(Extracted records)

##########

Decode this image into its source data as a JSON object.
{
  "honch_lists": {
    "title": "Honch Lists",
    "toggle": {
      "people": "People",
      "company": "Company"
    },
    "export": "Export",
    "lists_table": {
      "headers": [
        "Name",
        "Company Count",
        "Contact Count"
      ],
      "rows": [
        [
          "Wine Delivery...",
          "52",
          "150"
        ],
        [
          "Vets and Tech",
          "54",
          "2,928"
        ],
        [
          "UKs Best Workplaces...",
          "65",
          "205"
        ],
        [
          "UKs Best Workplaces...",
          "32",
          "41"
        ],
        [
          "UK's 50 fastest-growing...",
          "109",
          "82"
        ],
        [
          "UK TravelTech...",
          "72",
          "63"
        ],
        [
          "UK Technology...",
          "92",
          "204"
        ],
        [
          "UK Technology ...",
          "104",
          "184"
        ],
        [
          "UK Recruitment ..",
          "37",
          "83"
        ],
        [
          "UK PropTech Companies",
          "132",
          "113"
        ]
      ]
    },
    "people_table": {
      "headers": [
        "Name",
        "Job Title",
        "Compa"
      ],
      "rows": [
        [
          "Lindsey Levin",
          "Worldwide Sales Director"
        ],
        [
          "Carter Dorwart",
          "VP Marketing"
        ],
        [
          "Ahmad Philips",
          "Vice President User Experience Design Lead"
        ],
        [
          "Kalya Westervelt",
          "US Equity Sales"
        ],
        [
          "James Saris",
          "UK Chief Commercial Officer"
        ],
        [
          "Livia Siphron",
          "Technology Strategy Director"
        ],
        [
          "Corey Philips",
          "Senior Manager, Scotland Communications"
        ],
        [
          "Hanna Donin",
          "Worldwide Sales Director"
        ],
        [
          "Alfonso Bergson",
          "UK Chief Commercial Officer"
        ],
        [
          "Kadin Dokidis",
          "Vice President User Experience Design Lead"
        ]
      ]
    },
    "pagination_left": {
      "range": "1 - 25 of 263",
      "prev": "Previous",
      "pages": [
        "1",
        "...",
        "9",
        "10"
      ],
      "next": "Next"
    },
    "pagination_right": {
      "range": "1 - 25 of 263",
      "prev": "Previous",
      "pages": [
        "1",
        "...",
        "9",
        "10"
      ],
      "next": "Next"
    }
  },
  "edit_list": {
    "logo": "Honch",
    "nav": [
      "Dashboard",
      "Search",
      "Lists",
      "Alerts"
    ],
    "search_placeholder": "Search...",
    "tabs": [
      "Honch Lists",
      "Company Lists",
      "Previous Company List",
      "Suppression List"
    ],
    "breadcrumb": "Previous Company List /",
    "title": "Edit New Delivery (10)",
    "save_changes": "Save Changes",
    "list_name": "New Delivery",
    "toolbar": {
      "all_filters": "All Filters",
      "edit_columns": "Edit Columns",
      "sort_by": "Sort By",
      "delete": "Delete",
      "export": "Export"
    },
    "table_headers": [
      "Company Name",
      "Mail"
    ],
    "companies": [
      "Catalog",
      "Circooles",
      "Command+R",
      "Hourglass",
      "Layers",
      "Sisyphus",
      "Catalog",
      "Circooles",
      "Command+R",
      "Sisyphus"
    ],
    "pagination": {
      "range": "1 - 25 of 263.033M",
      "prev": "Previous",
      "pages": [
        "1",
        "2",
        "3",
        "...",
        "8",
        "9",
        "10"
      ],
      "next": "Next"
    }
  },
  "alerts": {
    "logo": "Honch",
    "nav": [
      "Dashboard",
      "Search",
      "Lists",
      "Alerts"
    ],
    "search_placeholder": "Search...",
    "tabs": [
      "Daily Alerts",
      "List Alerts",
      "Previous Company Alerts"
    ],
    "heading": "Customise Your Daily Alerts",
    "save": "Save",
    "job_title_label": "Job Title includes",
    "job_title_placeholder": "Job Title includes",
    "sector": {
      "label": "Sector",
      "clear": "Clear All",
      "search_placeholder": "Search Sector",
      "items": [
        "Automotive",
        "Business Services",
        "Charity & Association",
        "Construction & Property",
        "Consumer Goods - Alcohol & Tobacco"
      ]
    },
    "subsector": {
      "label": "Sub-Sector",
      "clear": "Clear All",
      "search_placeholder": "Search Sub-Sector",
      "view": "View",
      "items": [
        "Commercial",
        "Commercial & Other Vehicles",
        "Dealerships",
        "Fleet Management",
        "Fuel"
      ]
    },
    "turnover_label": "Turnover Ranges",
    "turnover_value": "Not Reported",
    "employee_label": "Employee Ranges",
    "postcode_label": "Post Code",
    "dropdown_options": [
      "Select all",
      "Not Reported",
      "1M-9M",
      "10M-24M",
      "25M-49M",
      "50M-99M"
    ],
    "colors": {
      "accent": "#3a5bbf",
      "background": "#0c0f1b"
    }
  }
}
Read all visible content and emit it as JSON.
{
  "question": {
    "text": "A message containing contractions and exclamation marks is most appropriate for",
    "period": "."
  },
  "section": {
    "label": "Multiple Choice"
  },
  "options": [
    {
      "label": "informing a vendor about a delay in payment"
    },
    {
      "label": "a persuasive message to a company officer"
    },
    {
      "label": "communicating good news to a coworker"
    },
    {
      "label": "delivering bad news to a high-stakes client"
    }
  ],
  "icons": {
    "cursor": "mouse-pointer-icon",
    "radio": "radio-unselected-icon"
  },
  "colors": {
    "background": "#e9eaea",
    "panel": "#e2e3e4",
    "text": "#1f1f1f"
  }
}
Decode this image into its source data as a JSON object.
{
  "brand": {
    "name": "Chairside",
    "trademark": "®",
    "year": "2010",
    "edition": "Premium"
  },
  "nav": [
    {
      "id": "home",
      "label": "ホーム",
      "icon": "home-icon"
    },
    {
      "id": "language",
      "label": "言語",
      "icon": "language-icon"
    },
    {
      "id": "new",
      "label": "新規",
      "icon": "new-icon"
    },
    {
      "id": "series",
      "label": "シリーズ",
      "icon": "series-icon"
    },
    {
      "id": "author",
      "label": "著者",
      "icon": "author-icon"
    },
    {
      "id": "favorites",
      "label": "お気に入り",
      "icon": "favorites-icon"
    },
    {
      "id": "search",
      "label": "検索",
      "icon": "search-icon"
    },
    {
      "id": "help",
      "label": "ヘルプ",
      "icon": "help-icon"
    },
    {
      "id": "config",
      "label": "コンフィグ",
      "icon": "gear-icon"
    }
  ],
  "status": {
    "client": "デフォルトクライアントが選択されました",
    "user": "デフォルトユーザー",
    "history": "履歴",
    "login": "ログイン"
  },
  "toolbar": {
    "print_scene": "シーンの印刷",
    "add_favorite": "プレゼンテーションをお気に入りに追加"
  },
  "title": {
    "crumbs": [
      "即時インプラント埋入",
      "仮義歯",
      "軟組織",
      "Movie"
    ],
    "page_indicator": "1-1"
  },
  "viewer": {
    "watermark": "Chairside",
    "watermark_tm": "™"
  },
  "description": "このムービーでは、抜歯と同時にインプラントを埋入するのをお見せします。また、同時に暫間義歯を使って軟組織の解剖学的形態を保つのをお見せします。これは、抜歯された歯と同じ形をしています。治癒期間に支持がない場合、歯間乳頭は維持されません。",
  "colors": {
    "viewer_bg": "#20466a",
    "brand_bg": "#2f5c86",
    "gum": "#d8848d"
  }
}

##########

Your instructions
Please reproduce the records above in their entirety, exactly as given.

Solution
Decode this image into its source data as a JSON object.
{
  "honch_lists": {
    "title": "Honch Lists",
    "toggle": {
      "people": "People",
      "company": "Company"
    },
    "export": "Export",
    "lists_table": {
      "headers": [
        "Name",
        "Company Count",
        "Contact Count"
      ],
      "rows": [
        [
          "Wine Delivery...",
          "52",
          "150"
        ],
        [
          "Vets and Tech",
          "54",
          "2,928"
        ],
        [
          "UKs Best Workplaces...",
          "65",
          "205"
        ],
        [
          "UKs Best Workplaces...",
          "32",
          "41"
        ],
        [
          "UK's 50 fastest-growing...",
          "109",
          "82"
        ],
        [
          "UK TravelTech...",
          "72",
          "63"
        ],
        [
          "UK Technology...",
          "92",
          "204"
        ],
        [
          "UK Technology ...",
          "104",
          "184"
        ],
        [
          "UK Recruitment ..",
          "37",
          "83"
        ],
        [
          "UK PropTech Companies",
          "132",
          "113"
        ]
      ]
    },
    "people_table": {
      "headers": [
        "Name",
        "Job Title",
        "Compa"
      ],
      "rows": [
        [
          "Lindsey Levin",
          "Worldwide Sales Director"
        ],
        [
          "Carter Dorwart",
          "VP Marketing"
        ],
        [
          "Ahmad Philips",
          "Vice President User Experience Design Lead"
        ],
        [
          "Kalya Westervelt",
          "US Equity Sales"
        ],
        [
          "James Saris",
          "UK Chief Commercial Officer"
        ],
        [
          "Livia Siphron",
          "Technology Strategy Director"
        ],
        [
          "Corey Philips",
          "Senior Manager, Scotland Communications"
        ],
        [
          "Hanna Donin",
          "Worldwide Sales Director"
        ],
        [
          "Alfonso Bergson",
          "UK Chief Commercial Officer"
        ],
        [
          "Kadin Dokidis",
          "Vice President User Experience Design Lead"
        ]
      ]
    },
    "pagination_left": {
      "range": "1 - 25 of 263",
      "prev": "Previous",
      "pages": [
        "1",
        "...",
        "9",
        "10"
      ],
      "next": "Next"
    },
    "pagination_right": {
      "range": "1 - 25 of 263",
      "prev": "Previous",
      "pages": [
        "1",
        "...",
        "9",
        "10"
      ],
      "next": "Next"
    }
  },
  "edit_list": {
    "logo": "Honch",
    "nav": [
      "Dashboard",
      "Search",
      "Lists",
      "Alerts"
    ],
    "search_placeholder": "Search...",
    "tabs": [
      "Honch Lists",
      "Company Lists",
      "Previous Company List",
      "Suppression List"
    ],
    "breadcrumb": "Previous Company List /",
    "title": "Edit New Delivery (10)",
    "save_changes": "Save Changes",
    "list_name": "New Delivery",
    "toolbar": {
      "all_filters": "All Filters",
      "edit_columns": "Edit Columns",
      "sort_by": "Sort By",
      "delete": "Delete",
      "export": "Export"
    },
    "table_headers": [
      "Company Name",
      "Mail"
    ],
    "companies": [
      "Catalog",
      "Circooles",
      "Command+R",
      "Hourglass",
      "Layers",
      "Sisyphus",
      "Catalog",
      "Circooles",
      "Command+R",
      "Sisyphus"
    ],
    "pagination": {
      "range": "1 - 25 of 263.033M",
      "prev": "Previous",
      "pages": [
        "1",
        "2",
        "3",
        "...",
        "8",
        "9",
        "10"
      ],
      "next": "Next"
    }
  },
  "alerts": {
    "logo": "Honch",
    "nav": [
      "Dashboard",
      "Search",
      "Lists",
      "Alerts"
    ],
    "search_placeholder": "Search...",
    "tabs": [
      "Daily Alerts",
      "List Alerts",
      "Previous Company Alerts"
    ],
    "heading": "Customise Your Daily Alerts",
    "save": "Save",
    "job_title_label": "Job Title includes",
    "job_title_placeholder": "Job Title includes",
    "sector": {
      "label": "Sector",
      "clear": "Clear All",
      "search_placeholder": "Search Sector",
      "items": [
        "Automotive",
        "Business Services",
        "Charity & Association",
        "Construction & Property",
        "Consumer Goods - Alcohol & Tobacco"
      ]
    },
    "subsector": {
      "label": "Sub-Sector",
      "clear": "Clear All",
      "search_placeholder": "Search Sub-Sector",
      "view": "View",
      "items": [
        "Commercial",
        "Commercial & Other Vehicles",
        "Dealerships",
        "Fleet Management",
        "Fuel"
      ]
    },
    "turnover_label": "Turnover Ranges",
    "turnover_value": "Not Reported",
    "employee_label": "Employee Ranges",
    "postcode_label": "Post Code",
    "dropdown_options": [
      "Select all",
      "Not Reported",
      "1M-9M",
      "10M-24M",
      "25M-49M",
      "50M-99M"
    ],
    "colors": {
      "accent": "#3a5bbf",
      "background": "#0c0f1b"
    }
  }
}
Read all visible content and emit it as JSON.
{
  "question": {
    "text": "A message containing contractions and exclamation marks is most appropriate for",
    "period": "."
  },
  "section": {
    "label": "Multiple Choice"
  },
  "options": [
    {
      "label": "informing a vendor about a delay in payment"
    },
    {
      "label": "a persuasive message to a company officer"
    },
    {
      "label": "communicating good news to a coworker"
    },
    {
      "label": "delivering bad news to a high-stakes client"
    }
  ],
  "icons": {
    "cursor": "mouse-pointer-icon",
    "radio": "radio-unselected-icon"
  },
  "colors": {
    "background": "#e9eaea",
    "panel": "#e2e3e4",
    "text": "#1f1f1f"
  }
}
Decode this image into its source data as a JSON object.
{
  "brand": {
    "name": "Chairside",
    "trademark": "®",
    "year": "2010",
    "edition": "Premium"
  },
  "nav": [
    {
      "id": "home",
      "label": "ホーム",
      "icon": "home-icon"
    },
    {
      "id": "language",
      "label": "言語",
      "icon": "language-icon"
    },
    {
      "id": "new",
      "label": "新規",
      "icon": "new-icon"
    },
    {
      "id": "series",
      "label": "シリーズ",
      "icon": "series-icon"
    },
    {
      "id": "author",
      "label": "著者",
      "icon": "author-icon"
    },
    {
      "id": "favorites",
      "label": "お気に入り",
      "icon": "favorites-icon"
    },
    {
      "id": "search",
      "label": "検索",
      "icon": "search-icon"
    },
    {
      "id": "help",
      "label": "ヘルプ",
      "icon": "help-icon"
    },
    {
      "id": "config",
      "label": "コンフィグ",
      "icon": "gear-icon"
    }
  ],
  "status": {
    "client": "デフォルトクライアントが選択されました",
    "user": "デフォルトユーザー",
    "history": "履歴",
    "login": "ログイン"
  },
  "toolbar": {
    "print_scene": "シーンの印刷",
    "add_favorite": "プレゼンテーションをお気に入りに追加"
  },
  "title": {
    "crumbs": [
      "即時インプラント埋入",
      "仮義歯",
      "軟組織",
      "Movie"
    ],
    "page_indicator": "1-1"
  },
  "viewer": {
    "watermark": "Chairside",
    "watermark_tm": "™"
  },
  "description": "このムービーでは、抜歯と同時にインプラントを埋入するのをお見せします。また、同時に暫間義歯を使って軟組織の解剖学的形態を保つのをお見せします。これは、抜歯された歯と同じ形をしています。治癒期間に支持がない場合、歯間乳頭は維持されません。",
  "colors": {
    "viewer_bg": "#20466a",
    "brand_bg": "#2f5c86",
    "gum": "#d8848d"
  }
}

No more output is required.